$\displaystyle

a=log2(n)

$

I get to here but i am not sure were to go next:

$\displaystyle

\lim_{n \to \infty} \frac{n^k}{n^a}\

$ - Feb 24th 2010, 05:24 AMtonio
- Feb 24th 2010, 05:52 AMdrumist
http://en.wikipedia.org/wiki/Big_O_notation#Equals_sign

Basically it means the same either way. - Feb 24th 2010, 06:05 AMtonio

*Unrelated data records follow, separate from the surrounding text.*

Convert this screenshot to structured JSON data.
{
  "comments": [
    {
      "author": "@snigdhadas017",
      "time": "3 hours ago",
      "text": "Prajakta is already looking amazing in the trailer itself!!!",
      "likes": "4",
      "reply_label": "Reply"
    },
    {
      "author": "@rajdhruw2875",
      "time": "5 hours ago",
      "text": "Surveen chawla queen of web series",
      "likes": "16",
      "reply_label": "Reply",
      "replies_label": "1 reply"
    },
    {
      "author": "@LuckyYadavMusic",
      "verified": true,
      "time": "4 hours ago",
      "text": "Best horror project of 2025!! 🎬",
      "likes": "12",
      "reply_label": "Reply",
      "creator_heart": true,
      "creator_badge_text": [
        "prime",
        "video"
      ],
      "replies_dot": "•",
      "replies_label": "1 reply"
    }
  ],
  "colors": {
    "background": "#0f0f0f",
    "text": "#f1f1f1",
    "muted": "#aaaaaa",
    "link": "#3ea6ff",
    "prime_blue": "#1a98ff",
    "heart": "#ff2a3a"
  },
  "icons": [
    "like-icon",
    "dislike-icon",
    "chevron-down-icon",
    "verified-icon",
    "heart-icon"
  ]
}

Ok then, thanx. But then as $\displaystyle a=\log_2 n =\frac{1}{\log_n 2}$ , we get $\displaystyle n^a=n^\frac{1}{\log_n2}$ ,and thus $\displaystyle n^k=o\left(n^\frac{1}{\log_n2}\right)\Longleftrigh tarrow \frac{n^k}{n^\frac{1}{\log_n2}}=n^{k-\frac{1}{\log_n2}}\xrightarrow[n\to\infty]{}0\Longleftrightarrow k-\frac{1}{\log_n2}<0\Longleftrightarrow k<\frac{1}{\log_n2}$ .

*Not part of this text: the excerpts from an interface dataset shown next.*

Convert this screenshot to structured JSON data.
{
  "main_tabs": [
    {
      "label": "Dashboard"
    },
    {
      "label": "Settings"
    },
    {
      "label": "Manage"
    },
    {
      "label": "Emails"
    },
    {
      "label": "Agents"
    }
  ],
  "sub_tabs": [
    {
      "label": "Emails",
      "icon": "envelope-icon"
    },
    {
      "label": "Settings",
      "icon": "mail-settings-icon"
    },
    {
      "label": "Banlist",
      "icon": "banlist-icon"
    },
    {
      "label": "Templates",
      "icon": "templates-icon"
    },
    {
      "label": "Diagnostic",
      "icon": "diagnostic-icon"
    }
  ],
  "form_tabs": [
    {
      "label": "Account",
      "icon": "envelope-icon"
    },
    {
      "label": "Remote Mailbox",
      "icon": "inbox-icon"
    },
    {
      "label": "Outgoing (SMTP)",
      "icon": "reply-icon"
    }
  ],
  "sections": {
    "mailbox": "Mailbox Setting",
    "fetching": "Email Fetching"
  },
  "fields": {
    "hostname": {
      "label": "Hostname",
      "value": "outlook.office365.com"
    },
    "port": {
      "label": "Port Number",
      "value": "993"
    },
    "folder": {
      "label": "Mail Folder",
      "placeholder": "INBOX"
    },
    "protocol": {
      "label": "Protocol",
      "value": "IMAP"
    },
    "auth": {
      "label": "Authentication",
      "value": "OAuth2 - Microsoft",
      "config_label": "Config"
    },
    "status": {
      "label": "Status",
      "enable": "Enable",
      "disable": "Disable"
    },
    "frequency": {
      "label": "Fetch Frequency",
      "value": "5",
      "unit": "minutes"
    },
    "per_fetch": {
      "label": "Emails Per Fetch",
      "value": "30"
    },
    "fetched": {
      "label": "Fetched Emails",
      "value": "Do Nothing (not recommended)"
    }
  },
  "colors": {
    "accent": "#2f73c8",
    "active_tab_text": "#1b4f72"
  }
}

Tonio - Feb 24th 2010, 11:59 AMukroboReply
I need to evaluate the expression as either 0 or a real number. Your equation seems to imply that the expression = 0 to evaulate properties of k. I need to show that the expression = 0. cheers!

- Feb 24th 2010, 07:05 PMtonio